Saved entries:
● ● ●
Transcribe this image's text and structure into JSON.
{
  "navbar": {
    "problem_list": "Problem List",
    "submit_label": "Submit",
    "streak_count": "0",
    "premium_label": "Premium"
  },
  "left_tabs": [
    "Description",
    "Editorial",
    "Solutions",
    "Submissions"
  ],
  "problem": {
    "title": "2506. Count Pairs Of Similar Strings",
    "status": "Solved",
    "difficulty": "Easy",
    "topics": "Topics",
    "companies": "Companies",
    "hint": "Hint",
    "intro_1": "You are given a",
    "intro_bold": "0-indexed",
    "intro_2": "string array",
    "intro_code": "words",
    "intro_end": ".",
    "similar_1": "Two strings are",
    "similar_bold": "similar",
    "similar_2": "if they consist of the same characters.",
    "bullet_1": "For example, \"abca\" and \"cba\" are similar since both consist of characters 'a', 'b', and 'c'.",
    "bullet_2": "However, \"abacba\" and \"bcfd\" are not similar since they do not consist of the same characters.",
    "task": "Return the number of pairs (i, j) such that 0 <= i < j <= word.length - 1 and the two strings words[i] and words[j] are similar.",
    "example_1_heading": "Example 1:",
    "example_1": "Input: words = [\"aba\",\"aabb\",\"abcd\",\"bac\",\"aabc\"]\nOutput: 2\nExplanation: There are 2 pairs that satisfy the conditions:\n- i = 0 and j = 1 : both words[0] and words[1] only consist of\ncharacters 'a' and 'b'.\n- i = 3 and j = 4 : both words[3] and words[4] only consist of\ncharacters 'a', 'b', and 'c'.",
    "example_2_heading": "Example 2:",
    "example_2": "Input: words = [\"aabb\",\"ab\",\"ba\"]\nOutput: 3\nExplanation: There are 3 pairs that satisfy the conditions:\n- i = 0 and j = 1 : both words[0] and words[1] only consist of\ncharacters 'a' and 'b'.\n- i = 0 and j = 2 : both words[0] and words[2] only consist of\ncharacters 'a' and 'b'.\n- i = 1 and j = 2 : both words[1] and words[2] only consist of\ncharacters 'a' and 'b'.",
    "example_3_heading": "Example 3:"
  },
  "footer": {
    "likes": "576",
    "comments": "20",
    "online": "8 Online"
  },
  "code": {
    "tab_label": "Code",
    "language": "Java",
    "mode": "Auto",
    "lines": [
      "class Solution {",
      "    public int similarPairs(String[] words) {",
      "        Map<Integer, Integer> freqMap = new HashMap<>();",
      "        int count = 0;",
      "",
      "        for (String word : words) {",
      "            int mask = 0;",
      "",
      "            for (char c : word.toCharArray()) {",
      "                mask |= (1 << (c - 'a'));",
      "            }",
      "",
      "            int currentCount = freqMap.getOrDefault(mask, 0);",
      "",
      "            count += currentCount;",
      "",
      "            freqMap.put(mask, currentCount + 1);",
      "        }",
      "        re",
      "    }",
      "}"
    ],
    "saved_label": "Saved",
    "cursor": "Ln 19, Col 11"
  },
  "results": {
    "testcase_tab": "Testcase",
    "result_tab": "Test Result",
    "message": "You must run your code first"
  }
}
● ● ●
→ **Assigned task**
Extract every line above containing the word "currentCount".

→ **Reply to the task**
      "            int currentCount = freqMap.getOrDefault(mask, 0);",
      "            count += currentCount;",
      "            freqMap.put(mask, currentCount + 1);",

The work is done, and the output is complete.